___ DATASET RECORDS ___

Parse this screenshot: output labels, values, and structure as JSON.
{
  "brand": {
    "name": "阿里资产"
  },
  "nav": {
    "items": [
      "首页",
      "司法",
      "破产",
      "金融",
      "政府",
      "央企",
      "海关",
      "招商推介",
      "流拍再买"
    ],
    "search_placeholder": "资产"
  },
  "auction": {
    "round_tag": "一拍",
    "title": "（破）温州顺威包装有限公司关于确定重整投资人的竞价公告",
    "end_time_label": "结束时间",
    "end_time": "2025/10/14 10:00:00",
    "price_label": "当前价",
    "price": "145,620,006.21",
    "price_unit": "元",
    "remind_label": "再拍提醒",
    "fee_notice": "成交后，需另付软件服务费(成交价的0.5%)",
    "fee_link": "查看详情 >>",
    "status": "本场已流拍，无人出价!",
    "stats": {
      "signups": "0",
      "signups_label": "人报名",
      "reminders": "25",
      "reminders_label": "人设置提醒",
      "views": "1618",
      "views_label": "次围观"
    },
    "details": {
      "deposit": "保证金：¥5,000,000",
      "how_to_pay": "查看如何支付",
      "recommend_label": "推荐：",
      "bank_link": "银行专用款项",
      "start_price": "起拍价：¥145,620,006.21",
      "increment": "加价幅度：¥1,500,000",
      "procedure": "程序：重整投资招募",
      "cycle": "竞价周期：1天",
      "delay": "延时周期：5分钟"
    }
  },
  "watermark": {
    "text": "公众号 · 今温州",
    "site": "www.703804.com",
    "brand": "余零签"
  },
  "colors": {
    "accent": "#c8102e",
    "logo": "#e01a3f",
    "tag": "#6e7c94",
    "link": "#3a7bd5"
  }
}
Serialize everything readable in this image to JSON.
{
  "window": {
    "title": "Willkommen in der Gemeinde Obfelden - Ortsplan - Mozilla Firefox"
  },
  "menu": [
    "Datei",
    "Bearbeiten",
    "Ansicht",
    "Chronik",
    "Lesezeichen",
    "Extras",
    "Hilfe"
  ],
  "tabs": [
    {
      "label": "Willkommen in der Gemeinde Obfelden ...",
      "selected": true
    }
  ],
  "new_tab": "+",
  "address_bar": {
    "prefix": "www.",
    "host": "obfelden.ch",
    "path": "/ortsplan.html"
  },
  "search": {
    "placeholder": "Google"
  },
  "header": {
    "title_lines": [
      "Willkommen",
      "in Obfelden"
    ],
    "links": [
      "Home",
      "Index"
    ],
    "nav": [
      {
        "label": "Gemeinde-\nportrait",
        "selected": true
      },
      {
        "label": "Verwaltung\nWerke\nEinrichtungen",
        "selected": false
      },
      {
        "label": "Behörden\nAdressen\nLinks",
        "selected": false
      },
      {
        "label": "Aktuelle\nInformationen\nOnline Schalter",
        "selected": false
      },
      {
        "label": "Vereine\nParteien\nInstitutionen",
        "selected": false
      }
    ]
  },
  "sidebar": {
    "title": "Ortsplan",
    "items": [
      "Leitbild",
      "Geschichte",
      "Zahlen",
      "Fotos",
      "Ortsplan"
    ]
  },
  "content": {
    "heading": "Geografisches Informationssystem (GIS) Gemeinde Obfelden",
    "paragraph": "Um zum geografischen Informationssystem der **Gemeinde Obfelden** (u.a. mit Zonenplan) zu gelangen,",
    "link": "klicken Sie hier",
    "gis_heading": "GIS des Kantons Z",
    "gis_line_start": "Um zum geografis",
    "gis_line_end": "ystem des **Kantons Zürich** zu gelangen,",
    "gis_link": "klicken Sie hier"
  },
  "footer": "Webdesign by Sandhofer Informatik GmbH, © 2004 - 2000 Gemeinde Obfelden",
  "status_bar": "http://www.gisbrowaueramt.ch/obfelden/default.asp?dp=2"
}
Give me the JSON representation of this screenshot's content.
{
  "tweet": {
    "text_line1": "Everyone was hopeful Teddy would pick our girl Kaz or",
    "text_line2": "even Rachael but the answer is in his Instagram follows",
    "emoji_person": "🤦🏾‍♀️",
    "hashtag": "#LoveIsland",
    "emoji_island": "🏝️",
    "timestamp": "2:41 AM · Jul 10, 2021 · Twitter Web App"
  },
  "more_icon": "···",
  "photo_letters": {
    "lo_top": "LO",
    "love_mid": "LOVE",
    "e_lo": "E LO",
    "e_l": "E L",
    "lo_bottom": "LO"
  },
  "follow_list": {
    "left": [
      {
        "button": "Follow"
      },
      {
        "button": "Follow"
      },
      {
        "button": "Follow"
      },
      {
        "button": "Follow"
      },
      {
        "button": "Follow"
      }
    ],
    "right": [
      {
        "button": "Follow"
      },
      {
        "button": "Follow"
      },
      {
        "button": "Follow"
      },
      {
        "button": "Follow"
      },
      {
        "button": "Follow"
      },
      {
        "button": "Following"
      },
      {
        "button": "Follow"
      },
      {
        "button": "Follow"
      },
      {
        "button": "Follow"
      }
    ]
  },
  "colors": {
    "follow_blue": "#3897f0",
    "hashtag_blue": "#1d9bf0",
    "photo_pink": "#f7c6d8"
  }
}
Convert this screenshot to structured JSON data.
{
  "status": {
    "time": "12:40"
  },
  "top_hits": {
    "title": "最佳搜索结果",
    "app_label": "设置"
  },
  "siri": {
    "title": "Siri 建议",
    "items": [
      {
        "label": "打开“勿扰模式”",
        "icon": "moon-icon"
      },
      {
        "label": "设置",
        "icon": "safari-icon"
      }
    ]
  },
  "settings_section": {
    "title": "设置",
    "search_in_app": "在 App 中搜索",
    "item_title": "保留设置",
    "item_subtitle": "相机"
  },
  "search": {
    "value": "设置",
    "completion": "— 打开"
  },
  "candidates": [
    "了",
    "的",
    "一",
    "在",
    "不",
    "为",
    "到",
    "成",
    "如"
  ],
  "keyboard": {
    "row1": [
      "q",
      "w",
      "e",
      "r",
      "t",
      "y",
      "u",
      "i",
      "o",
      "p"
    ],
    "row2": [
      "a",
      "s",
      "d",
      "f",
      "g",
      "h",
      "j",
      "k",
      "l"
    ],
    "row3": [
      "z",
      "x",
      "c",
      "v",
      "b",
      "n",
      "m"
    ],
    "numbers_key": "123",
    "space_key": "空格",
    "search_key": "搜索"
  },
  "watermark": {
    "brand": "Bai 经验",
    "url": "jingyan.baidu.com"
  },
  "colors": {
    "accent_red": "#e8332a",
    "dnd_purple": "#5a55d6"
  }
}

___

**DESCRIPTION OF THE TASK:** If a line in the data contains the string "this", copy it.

**RESPONSE:**
Parse this screenshot: output labels, values, and structure as JSON.
Serialize everything readable in this image to JSON.
Give me the JSON representation of this screenshot's content.
Convert this screenshot to structured JSON data.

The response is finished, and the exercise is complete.